Of Ellen Johnson-Sirleaf And The Unity Party Campaign
(Issued By The National Communications and Strategy Committee
(USA) Ellen-for-President, Unity Party
David K. Williams, Christopher F. Konneh, Tarnue Mawolo, William
F. Ponder, David F. Williams, and Francis Sorsor)
It will be foolhardy to suggest that lies, violence and political
deceptions have just been introduced to the political landscape
during our current election season. These are methods that were
employed in the past to consolidate power and sustain the status
quo of previous administrations.
Johnson Sirleaf: UP and Re-launching From The Top
Ellen's supporters on Broad Street
If today were October 11, Ellen would have been all smiles at the
top. Her campaign Team relaunched the campaign today: it was a simultaneous
re-launch throughout the country. As early as 6:00 am supporters started
converging on central Monrovia. Even those who work in central Monrovia
had to start their journey around that time. By 11:00 AM the traffic
in Monrovia came to a standstill: Broad street was like a parking
lot. Paynseville, New Georgia, Barnesville, Gardnersville and other
areas seemed to be even worse than central Monrovia.
in Democracy: Liberia and America
Ellen on Broad Street
(By Theodore T. Hodge
The United States of America is supposed to be the modern champion
of democracy, although its cradle lies in ancient Greece. But as
one lives and observes life in America, it becomes convincingly
clear that the American public still has a lot to learn about this
phenomenon called democracy; One has only to watch television to
learn that America is “selling” the ideas of democracy
to other countries around the world, as if she herself practices
with a full commitment. Nothing could be further than the truth.
Opportunity of a Lifetime – ‘NOW or NEVER’
(Issued by the National Communications Committee, (USA)
Ellen-for-President ’05, Unity Party)
As we go through this election cycle, we have seen a proliferation
of political parties and the recent Supreme Court’s decision
could increase that number further. The common expression would
be that this is what democracy is all about. Clearly, there are
different schools of thoughts on this issue, especially so, a country
of approximately 3 million people.
is No reason for us to be poor,” says Mrs. Ellen Johnson Sirleaf
The Standard Bearer of Unity Party, Mrs. Ellen Johnson Sirleaf
accorded an exclusive to the German Television station ARD at her
residence on Sunday, October 2, 2005. Mrs. Sirleaf touched on a
number of subjects and we have transcribed her answers to the questions
posed to her by the German television
Sponsored Food Production Program Creates
Jobs for Combatants, Makes Rural Towns Habitable, Reduces Poverty,
(By J. Yanqui Zaza)
Liberians, if they intend to put a dent in poverty, should embrace
the call by world leaders to abandon market-driven policies such
as leaving the production of Liberia’s staple food (rice)

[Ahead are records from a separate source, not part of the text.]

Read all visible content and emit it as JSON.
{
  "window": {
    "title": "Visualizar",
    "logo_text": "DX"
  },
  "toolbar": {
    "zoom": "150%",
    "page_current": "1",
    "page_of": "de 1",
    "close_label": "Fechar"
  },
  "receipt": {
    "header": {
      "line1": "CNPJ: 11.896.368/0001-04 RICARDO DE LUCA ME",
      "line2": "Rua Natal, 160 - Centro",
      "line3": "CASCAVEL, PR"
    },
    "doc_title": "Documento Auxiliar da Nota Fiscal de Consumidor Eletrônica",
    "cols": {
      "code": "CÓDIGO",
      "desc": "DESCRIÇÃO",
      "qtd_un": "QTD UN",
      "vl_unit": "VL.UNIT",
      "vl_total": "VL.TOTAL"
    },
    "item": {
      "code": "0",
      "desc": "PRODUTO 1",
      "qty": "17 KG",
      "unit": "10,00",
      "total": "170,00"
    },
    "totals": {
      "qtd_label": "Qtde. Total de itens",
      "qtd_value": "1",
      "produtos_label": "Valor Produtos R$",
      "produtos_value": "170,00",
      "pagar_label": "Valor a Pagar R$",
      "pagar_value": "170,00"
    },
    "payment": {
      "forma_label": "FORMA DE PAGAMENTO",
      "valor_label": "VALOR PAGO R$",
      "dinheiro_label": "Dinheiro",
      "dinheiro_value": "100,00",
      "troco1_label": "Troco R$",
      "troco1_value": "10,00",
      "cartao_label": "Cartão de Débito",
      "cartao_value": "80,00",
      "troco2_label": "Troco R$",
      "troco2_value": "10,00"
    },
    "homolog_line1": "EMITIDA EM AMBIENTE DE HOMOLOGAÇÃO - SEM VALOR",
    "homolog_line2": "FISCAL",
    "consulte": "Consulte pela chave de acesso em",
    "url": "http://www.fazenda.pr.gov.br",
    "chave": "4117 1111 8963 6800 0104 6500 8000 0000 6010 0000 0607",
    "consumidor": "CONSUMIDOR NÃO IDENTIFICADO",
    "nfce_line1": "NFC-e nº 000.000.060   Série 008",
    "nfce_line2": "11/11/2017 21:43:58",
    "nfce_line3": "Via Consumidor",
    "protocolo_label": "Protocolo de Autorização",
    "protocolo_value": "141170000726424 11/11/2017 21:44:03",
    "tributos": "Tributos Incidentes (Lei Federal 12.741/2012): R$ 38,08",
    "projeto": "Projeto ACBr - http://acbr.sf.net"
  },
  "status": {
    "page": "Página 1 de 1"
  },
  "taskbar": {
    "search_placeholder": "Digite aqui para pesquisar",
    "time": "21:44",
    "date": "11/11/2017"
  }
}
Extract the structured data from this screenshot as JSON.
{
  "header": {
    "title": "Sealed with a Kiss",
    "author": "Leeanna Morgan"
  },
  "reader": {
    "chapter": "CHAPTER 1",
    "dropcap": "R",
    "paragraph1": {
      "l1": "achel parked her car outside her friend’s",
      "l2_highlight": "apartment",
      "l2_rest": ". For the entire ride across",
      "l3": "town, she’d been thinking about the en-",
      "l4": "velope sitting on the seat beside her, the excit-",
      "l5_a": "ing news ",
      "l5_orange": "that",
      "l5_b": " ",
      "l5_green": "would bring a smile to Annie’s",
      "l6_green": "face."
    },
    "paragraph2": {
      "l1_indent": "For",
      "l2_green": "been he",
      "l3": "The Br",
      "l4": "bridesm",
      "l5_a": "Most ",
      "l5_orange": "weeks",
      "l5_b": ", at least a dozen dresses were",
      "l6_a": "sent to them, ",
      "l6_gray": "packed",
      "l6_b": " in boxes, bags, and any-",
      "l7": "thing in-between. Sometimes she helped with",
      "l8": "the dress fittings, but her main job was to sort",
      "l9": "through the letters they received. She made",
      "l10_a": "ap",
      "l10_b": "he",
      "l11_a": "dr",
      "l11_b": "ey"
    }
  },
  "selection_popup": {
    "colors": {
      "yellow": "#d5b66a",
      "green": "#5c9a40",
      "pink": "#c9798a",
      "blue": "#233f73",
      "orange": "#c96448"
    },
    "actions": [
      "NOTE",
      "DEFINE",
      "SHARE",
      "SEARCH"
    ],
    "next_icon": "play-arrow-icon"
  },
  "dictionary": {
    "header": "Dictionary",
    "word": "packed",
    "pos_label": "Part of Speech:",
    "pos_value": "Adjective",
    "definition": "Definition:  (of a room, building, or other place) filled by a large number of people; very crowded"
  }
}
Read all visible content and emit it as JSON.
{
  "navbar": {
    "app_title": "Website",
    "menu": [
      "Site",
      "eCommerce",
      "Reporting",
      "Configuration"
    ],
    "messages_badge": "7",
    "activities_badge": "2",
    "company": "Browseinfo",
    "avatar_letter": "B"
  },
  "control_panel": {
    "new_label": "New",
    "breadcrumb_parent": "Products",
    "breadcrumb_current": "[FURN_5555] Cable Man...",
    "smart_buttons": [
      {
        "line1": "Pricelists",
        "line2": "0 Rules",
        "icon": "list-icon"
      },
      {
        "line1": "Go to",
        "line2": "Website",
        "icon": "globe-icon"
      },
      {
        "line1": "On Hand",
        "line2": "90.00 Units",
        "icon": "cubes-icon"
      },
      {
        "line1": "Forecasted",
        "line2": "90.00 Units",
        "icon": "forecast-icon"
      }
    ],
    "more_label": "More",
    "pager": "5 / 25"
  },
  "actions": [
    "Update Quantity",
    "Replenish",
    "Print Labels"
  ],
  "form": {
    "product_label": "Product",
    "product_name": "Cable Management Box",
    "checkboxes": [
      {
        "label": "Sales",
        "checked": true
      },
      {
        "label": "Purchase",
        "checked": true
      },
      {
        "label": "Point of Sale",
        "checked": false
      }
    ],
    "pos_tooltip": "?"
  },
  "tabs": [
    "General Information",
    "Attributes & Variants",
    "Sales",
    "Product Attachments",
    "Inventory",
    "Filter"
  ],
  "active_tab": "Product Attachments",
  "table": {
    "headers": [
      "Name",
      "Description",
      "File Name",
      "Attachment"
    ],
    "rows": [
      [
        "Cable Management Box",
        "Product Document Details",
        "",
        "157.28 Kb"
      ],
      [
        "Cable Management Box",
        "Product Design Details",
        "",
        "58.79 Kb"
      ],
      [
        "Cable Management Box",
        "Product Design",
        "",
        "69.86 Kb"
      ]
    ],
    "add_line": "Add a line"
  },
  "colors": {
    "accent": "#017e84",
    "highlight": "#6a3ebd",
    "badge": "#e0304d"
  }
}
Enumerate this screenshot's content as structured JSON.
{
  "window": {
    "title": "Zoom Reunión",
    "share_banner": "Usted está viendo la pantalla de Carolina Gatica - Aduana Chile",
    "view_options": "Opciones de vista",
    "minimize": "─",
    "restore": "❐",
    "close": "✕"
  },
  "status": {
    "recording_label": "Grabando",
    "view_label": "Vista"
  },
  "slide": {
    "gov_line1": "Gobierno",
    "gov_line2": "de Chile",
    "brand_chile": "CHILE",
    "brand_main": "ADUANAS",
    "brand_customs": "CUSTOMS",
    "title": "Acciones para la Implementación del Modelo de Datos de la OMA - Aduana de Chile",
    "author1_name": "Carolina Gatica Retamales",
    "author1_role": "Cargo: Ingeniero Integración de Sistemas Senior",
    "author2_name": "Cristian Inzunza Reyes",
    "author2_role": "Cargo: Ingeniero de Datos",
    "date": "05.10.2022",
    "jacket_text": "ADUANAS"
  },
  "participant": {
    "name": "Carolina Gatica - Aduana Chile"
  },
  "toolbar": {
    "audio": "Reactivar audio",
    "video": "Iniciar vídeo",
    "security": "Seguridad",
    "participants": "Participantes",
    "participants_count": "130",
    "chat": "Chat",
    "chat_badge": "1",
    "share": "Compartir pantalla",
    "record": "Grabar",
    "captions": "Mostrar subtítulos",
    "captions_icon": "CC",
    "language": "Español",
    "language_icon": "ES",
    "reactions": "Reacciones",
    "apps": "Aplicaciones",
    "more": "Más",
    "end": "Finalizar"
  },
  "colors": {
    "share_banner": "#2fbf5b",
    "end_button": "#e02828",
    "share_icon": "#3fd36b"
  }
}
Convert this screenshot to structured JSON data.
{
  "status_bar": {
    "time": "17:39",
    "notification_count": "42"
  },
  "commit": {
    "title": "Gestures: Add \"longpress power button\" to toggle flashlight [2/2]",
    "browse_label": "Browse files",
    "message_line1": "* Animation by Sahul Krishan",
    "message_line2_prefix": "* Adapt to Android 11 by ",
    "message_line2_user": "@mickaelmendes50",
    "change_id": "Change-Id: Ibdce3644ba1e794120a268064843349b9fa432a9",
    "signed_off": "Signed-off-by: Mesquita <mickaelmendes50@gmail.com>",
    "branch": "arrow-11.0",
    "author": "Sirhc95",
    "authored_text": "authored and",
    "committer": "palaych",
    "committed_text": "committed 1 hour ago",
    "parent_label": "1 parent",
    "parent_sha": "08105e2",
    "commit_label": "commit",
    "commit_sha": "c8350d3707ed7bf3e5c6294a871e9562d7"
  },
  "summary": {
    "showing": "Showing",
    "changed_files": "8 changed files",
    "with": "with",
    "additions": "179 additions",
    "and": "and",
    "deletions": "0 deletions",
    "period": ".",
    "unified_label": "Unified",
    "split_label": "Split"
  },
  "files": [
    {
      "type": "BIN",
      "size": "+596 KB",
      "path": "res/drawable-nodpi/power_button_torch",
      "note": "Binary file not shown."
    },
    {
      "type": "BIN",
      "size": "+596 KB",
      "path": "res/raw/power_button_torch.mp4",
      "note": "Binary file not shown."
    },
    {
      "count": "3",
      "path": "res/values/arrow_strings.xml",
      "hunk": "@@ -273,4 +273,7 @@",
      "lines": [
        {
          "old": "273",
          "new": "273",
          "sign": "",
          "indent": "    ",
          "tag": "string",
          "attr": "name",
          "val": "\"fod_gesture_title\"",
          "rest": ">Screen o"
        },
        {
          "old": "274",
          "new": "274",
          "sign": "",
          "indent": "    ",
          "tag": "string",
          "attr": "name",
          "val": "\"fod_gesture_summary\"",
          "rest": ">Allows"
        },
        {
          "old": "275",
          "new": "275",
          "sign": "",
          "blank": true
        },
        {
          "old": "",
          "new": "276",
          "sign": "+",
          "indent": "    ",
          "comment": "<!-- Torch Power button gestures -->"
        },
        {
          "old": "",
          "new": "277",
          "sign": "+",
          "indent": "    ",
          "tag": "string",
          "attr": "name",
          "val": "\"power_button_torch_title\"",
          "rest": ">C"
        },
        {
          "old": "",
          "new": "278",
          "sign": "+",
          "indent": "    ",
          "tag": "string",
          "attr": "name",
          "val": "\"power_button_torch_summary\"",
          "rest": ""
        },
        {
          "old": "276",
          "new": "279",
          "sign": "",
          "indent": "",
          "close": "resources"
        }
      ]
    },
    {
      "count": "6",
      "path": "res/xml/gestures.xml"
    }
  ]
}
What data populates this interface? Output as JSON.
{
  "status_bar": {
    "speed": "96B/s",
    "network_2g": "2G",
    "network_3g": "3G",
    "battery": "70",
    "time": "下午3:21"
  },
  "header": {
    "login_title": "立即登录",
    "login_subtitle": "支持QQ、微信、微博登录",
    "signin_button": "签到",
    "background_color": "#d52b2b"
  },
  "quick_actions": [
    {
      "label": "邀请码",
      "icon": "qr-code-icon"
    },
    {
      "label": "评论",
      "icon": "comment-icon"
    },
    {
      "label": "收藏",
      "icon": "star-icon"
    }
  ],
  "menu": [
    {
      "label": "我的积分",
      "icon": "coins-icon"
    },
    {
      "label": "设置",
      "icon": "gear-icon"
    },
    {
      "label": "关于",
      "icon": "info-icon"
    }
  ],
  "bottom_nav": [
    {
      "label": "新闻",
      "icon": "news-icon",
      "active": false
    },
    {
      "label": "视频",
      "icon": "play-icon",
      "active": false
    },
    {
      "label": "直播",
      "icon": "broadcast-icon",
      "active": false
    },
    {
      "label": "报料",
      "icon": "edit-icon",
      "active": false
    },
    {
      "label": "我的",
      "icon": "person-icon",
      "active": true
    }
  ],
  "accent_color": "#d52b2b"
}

in the hands of subsistence farmers ad profiteers. At the United
Nations General Assembly in September 2005, for example...
Of Silence Which Must Be Challenged
(By Lawrence S. Green)
When one considers that Liberia and its people have over the years
suffered massively because of personal greed, and that that greed
is still prevalent today, one realizes that in order for the country
to progress under any incoming administration, the next President
must be honest, fearless and outspoken and set a standard which
will demonstrate to all that he or she is serious and determined
to face up-to and deal with problems, both past and present, which
have reduced the country to a level of “high disrepute”
among the community of nations.
Presidential Aspirants Silent On ‘Gender Issues’
(By: Ekena Wesley)
Throughout the presidential debate there has been complete lack
of clarity within the purview of ‘gender issues’ among
leaders who are desperately harnessing every effort to secure the
mandate of the Liberian people despite the significant number of
11 Is Our Hope And Last Chance: A New Beginning
I was in West Africa and ran a conference in Dakar for a project
that is taking shape- building a network of Human Rights Defenders
in the sub region. On my way back to Canada, I made a brief stop
over to my dear country-Liberia in the first week of August and
saw most moving experiences in the streets of Monrovia...